Leave out the pictures and copy everything else in the entries exactly.

-- Opening Marker --

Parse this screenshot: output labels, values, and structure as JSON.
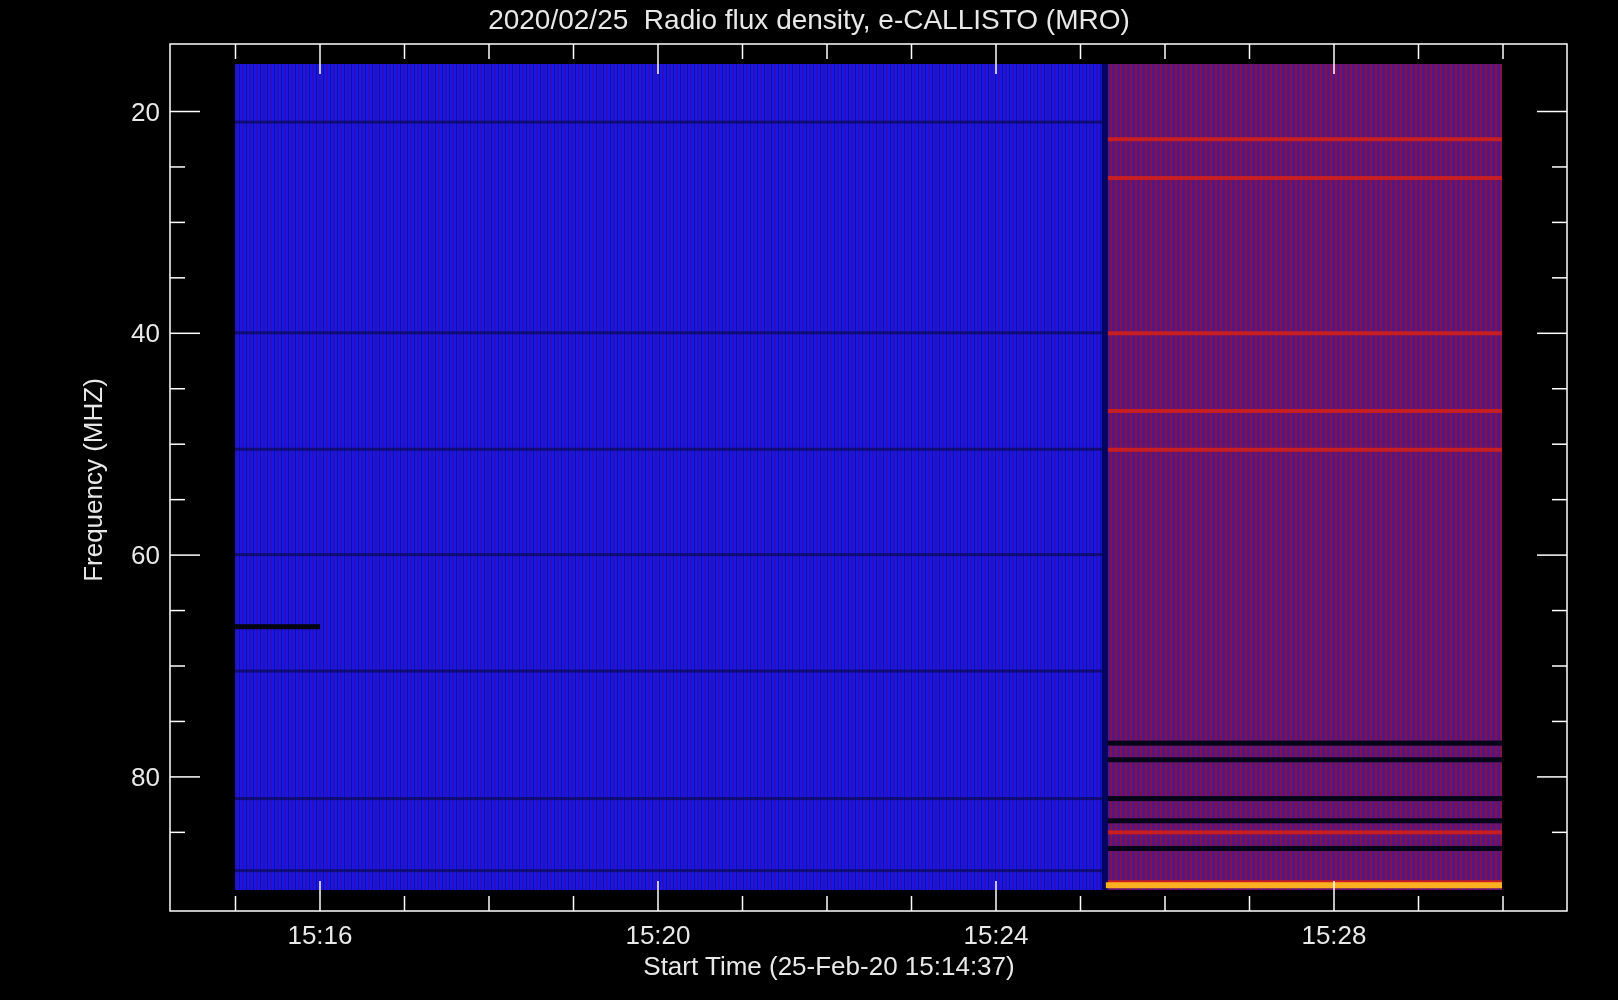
{
  "title": "2020/02/25  Radio flux density, e-CALLISTO (MRO)",
  "y_axis": {
    "label": "Frequency (MHZ)",
    "ticks": [
      "20",
      "40",
      "60",
      "80"
    ]
  },
  "x_axis": {
    "label": "Start Time (25-Feb-20 15:14:37)",
    "ticks": [
      "15:16",
      "15:20",
      "15:24",
      "15:28"
    ]
  }
}
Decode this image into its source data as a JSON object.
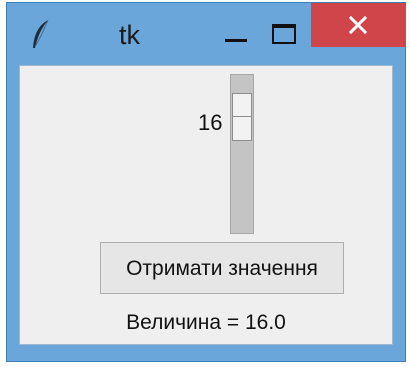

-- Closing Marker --

* _Result of the task_
Parse this screenshot: output labels, values, and structure as JSON.
{
  "title": "2020/02/25  Radio flux density, e-CALLISTO (MRO)",
  "y_axis": {
    "label": "Frequency (MHZ)",
    "ticks": [
      "20",
      "40",
      "60",
      "80"
    ]
  },
  "x_axis": {
    "label": "Start Time (25-Feb-20 15:14:37)",
    "ticks": [
      "15:16",
      "15:20",
      "15:24",
      "15:28"
    ]
  }
}
Decode this image into its source data as a JSON object.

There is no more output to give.